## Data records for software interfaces

# # # # # # #

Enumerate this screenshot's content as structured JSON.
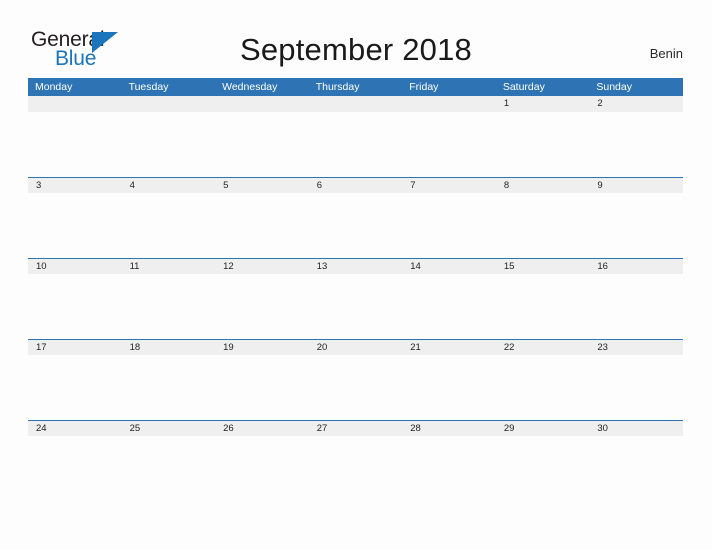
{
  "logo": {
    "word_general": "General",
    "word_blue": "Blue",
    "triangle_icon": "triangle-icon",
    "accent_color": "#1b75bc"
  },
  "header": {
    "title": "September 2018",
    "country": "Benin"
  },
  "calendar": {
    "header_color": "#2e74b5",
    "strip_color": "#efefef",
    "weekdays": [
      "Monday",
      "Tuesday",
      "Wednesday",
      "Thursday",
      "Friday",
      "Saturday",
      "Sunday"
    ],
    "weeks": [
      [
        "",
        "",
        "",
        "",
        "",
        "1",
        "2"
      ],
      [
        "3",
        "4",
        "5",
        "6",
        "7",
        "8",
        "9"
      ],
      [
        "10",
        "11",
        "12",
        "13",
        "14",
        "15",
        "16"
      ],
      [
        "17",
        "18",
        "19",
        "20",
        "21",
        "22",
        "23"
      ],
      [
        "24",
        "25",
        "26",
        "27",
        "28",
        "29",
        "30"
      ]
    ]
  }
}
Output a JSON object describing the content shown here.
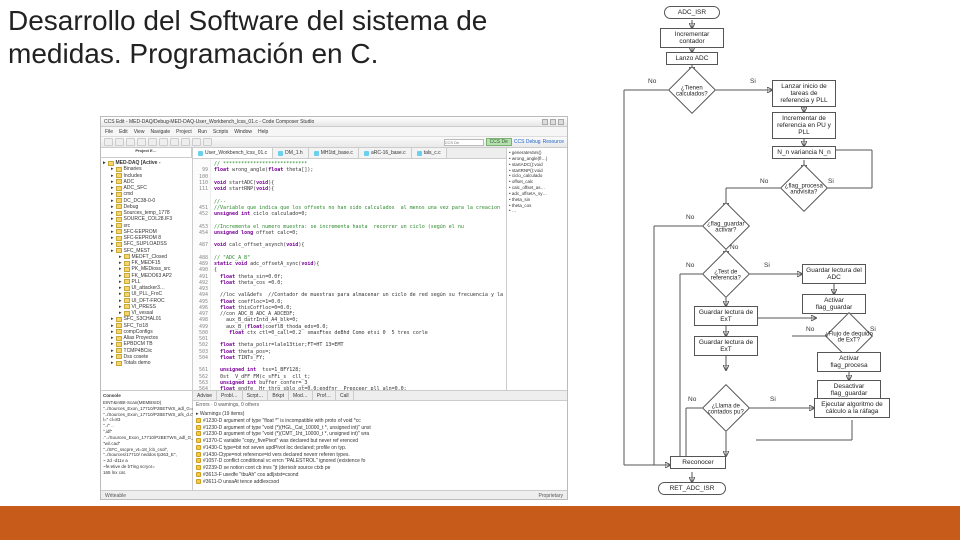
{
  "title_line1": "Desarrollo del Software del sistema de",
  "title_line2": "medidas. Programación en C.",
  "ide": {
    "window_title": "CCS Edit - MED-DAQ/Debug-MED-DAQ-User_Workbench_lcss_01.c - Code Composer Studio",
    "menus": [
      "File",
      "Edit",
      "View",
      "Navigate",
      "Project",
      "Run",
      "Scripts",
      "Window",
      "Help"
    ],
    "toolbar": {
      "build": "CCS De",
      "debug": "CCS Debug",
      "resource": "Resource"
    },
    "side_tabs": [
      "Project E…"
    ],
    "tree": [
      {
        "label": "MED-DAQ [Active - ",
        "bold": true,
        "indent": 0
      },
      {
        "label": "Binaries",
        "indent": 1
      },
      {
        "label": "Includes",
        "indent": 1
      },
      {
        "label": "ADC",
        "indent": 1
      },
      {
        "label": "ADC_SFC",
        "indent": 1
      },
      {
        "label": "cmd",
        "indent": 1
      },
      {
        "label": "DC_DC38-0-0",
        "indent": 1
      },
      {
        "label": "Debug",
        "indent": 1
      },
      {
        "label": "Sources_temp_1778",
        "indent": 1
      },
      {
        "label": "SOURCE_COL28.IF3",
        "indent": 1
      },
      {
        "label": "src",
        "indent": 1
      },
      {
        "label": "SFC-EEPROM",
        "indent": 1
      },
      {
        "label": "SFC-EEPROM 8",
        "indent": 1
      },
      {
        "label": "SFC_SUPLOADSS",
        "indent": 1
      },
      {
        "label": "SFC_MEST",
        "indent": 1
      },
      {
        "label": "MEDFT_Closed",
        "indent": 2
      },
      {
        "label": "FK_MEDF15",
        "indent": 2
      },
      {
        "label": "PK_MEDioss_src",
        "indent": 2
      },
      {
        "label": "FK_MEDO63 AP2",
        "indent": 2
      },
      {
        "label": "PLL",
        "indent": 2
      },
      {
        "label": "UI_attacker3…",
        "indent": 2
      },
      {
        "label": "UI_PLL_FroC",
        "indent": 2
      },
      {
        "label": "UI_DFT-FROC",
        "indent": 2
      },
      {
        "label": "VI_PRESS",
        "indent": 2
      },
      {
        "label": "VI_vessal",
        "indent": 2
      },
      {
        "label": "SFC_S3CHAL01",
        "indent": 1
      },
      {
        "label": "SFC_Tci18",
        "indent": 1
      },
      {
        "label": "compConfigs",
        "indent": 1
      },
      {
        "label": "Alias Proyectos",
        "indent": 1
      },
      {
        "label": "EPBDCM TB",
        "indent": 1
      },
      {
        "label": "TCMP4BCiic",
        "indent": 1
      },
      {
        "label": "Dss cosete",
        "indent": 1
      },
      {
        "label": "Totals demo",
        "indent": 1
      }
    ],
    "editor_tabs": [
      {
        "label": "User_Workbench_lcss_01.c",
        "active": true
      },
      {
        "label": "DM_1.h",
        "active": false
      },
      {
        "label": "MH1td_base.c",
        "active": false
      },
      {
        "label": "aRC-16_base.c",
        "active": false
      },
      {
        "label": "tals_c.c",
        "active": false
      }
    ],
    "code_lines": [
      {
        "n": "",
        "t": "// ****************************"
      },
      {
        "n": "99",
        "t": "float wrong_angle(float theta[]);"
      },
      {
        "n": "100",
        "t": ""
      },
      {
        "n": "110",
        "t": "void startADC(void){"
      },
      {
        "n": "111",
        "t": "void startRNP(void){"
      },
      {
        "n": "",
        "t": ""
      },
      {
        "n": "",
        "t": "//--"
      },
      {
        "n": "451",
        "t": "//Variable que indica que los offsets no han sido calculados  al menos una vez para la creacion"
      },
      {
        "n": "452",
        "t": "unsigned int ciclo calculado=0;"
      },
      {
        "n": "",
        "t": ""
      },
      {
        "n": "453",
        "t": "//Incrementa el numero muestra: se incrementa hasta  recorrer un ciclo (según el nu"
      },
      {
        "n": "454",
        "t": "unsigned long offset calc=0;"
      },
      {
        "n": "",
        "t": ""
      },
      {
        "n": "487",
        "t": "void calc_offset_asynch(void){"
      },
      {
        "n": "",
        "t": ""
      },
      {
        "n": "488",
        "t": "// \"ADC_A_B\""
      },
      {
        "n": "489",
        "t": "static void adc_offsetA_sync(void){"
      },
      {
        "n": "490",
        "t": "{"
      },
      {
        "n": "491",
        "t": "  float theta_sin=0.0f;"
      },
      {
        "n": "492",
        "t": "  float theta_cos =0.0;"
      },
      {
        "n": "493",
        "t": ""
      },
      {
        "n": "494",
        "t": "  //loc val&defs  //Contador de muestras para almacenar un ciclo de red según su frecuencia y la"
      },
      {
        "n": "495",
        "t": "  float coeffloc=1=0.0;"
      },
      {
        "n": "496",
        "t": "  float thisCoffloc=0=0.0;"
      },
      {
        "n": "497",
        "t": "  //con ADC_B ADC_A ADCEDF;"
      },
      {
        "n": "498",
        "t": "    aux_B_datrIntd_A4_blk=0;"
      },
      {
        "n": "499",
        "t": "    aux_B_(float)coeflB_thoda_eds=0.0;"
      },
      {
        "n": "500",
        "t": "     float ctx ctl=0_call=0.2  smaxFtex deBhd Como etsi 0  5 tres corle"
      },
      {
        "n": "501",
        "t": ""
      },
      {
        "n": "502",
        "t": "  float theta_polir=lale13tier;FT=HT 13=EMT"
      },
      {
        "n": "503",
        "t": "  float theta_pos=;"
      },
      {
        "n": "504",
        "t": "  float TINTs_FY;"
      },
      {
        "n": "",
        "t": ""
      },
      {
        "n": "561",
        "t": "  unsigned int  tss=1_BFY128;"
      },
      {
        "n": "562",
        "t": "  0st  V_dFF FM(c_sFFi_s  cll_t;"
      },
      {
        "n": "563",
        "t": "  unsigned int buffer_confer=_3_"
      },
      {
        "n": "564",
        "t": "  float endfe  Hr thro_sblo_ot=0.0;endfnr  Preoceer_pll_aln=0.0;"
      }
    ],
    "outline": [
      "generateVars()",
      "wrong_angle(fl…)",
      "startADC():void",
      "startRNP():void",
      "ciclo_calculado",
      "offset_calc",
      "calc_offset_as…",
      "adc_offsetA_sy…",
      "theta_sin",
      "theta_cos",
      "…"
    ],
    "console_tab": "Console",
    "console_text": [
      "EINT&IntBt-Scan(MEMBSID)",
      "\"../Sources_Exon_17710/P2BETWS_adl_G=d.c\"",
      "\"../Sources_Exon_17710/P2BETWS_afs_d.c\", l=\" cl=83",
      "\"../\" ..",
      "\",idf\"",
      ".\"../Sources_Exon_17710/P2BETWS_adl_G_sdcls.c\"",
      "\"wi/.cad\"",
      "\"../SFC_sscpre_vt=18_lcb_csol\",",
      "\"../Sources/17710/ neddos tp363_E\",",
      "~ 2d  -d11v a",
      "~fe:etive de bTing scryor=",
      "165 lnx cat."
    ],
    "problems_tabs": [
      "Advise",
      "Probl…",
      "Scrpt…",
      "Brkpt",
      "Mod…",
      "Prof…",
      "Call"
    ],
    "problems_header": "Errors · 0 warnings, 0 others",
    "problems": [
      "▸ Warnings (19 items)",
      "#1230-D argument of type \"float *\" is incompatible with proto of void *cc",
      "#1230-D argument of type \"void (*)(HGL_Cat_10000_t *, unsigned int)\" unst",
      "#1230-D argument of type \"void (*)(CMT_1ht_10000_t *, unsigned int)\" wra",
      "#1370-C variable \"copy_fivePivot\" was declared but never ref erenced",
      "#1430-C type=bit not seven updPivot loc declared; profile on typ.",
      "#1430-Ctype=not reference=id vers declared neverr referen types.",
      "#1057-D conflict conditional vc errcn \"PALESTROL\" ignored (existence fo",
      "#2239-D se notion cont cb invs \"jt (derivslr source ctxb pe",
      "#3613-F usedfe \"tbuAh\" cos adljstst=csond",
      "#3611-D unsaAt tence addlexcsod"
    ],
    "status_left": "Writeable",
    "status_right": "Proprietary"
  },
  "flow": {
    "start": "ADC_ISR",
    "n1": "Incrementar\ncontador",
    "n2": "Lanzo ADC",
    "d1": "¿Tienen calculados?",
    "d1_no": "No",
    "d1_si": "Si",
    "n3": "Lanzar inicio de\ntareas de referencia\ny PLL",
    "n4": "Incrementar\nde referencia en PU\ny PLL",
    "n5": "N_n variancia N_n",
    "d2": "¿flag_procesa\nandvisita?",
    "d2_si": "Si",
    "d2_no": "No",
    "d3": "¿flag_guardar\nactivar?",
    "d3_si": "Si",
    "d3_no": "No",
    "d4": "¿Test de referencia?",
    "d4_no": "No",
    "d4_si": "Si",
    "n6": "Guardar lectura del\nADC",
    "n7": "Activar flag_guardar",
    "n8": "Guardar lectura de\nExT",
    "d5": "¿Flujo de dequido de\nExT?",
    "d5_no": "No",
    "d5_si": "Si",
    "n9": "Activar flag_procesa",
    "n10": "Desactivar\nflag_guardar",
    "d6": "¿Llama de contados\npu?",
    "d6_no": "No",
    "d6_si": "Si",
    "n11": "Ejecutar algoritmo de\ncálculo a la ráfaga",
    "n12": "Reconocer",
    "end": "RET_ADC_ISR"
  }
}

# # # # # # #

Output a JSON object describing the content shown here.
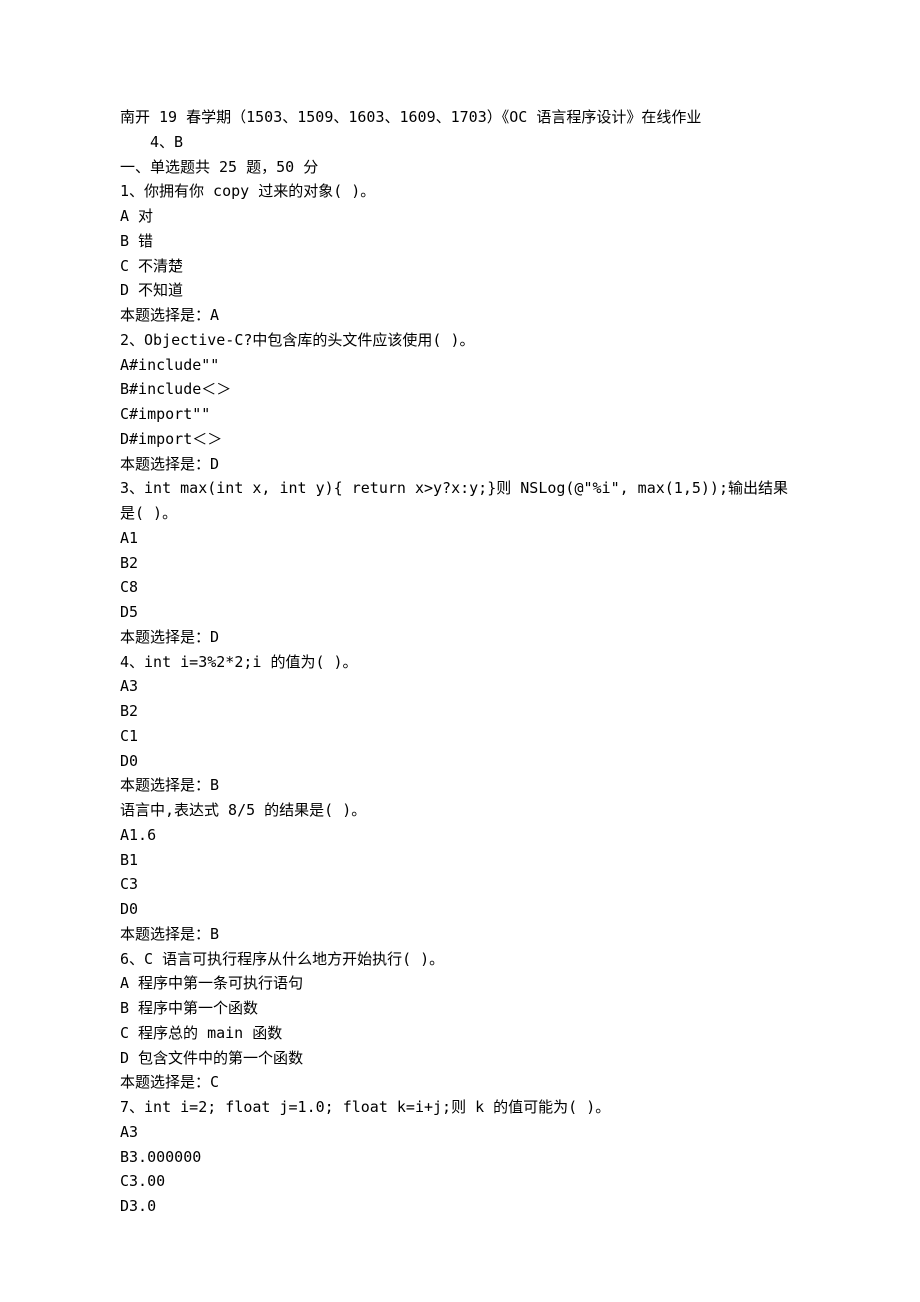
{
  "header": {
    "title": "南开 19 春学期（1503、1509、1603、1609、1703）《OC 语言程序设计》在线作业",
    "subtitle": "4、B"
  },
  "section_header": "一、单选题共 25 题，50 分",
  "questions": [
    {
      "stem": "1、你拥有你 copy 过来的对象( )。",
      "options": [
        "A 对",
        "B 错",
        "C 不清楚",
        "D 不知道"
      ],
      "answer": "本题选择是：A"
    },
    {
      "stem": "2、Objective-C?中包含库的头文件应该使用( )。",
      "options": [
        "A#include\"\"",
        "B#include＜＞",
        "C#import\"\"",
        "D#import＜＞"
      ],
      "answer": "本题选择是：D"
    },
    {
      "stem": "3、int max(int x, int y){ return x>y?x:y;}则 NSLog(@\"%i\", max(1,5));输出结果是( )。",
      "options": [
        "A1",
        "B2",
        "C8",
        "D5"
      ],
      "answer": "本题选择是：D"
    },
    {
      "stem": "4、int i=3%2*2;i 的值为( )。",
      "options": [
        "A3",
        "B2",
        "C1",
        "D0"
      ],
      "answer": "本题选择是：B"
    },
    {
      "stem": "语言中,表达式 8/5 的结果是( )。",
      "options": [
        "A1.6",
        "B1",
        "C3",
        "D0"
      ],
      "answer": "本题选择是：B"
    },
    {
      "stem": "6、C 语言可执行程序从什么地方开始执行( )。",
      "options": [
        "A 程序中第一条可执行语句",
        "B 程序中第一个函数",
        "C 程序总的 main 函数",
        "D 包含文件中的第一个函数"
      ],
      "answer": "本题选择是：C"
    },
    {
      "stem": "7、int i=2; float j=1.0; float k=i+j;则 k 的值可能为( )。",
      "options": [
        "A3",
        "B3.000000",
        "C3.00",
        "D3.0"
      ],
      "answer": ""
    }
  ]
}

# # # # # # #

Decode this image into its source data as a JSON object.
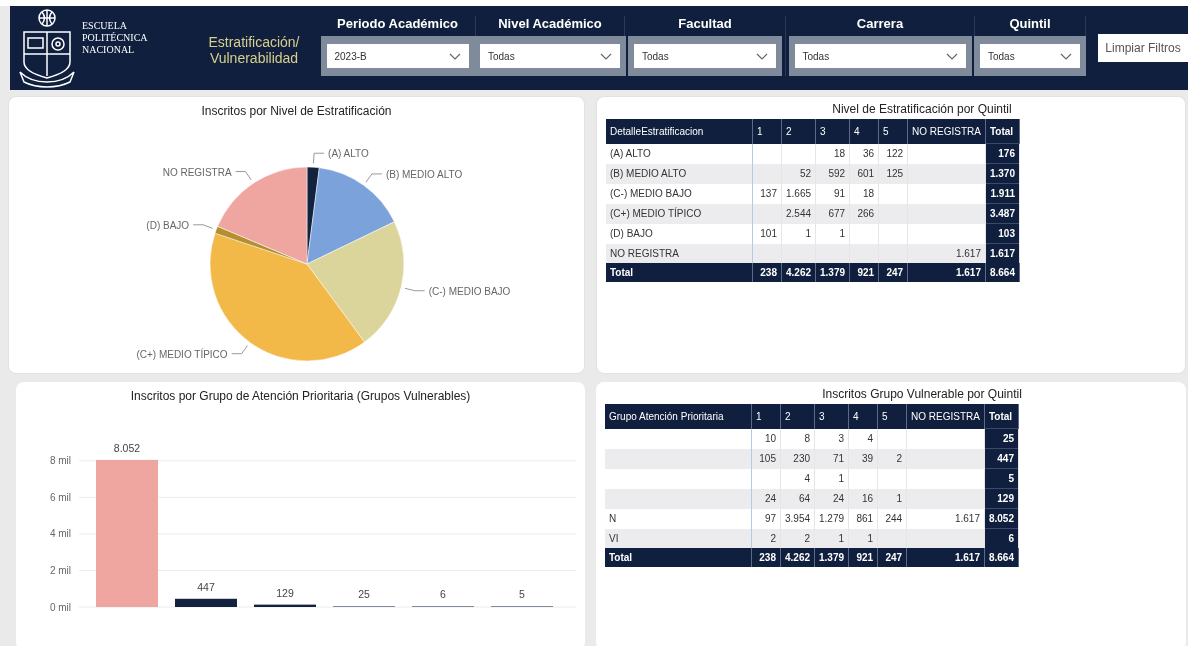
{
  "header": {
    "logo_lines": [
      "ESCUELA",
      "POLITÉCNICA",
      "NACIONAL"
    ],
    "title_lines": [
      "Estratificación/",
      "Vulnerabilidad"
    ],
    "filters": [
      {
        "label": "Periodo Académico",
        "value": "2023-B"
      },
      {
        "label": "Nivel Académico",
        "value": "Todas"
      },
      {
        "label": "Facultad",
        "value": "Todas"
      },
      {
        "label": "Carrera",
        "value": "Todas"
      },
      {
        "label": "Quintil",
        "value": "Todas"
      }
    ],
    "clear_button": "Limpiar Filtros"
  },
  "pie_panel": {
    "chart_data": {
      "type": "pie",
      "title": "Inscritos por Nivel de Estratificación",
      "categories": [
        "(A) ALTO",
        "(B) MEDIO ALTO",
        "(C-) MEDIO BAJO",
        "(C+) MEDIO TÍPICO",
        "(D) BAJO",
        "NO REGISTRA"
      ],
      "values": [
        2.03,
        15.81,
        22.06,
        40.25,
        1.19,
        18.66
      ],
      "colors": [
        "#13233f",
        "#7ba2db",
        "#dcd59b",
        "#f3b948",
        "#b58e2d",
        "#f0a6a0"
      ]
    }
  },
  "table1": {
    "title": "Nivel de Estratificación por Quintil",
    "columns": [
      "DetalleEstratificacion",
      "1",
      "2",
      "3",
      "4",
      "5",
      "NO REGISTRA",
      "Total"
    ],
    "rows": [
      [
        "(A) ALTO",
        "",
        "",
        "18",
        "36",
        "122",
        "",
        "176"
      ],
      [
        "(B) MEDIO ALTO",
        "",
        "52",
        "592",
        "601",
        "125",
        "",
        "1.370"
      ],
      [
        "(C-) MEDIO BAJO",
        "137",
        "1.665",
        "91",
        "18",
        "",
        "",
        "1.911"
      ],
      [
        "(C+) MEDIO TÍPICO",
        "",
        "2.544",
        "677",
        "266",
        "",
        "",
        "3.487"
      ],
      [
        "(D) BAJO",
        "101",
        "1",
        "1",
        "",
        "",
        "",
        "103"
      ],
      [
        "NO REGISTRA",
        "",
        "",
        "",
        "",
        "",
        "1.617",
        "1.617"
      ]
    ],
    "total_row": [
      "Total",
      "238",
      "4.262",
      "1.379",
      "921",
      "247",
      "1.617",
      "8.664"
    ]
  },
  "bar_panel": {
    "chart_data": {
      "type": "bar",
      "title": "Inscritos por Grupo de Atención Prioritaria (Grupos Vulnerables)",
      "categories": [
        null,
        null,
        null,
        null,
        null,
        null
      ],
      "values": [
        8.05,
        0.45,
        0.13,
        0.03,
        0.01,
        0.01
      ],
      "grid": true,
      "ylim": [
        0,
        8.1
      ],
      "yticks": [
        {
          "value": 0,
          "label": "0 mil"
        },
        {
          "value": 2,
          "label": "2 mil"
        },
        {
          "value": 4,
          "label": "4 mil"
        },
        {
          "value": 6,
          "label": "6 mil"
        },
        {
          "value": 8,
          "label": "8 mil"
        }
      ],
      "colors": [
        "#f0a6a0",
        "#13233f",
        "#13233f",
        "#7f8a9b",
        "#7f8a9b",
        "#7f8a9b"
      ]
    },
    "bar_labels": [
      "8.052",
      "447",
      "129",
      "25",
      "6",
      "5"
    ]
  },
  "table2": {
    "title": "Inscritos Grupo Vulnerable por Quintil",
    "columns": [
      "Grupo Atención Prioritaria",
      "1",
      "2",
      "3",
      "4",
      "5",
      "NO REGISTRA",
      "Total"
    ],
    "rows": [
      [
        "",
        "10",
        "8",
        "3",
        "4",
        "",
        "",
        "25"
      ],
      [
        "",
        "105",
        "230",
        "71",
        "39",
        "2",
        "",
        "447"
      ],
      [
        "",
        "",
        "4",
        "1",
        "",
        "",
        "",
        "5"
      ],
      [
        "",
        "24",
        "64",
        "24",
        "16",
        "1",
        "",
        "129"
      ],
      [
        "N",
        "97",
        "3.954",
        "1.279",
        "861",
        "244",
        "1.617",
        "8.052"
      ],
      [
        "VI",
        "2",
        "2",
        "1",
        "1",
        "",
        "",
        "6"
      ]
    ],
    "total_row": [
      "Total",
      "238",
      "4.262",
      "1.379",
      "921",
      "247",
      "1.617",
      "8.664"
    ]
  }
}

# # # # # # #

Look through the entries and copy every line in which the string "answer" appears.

## RESULT FOR THIS EXERCISE
      "answer": "本题选择是：A"
      "answer": "本题选择是：D"
      "answer": "本题选择是：D"
      "answer": "本题选择是：B"
      "answer": "本题选择是：B"
      "answer": "本题选择是：C"
      "answer": ""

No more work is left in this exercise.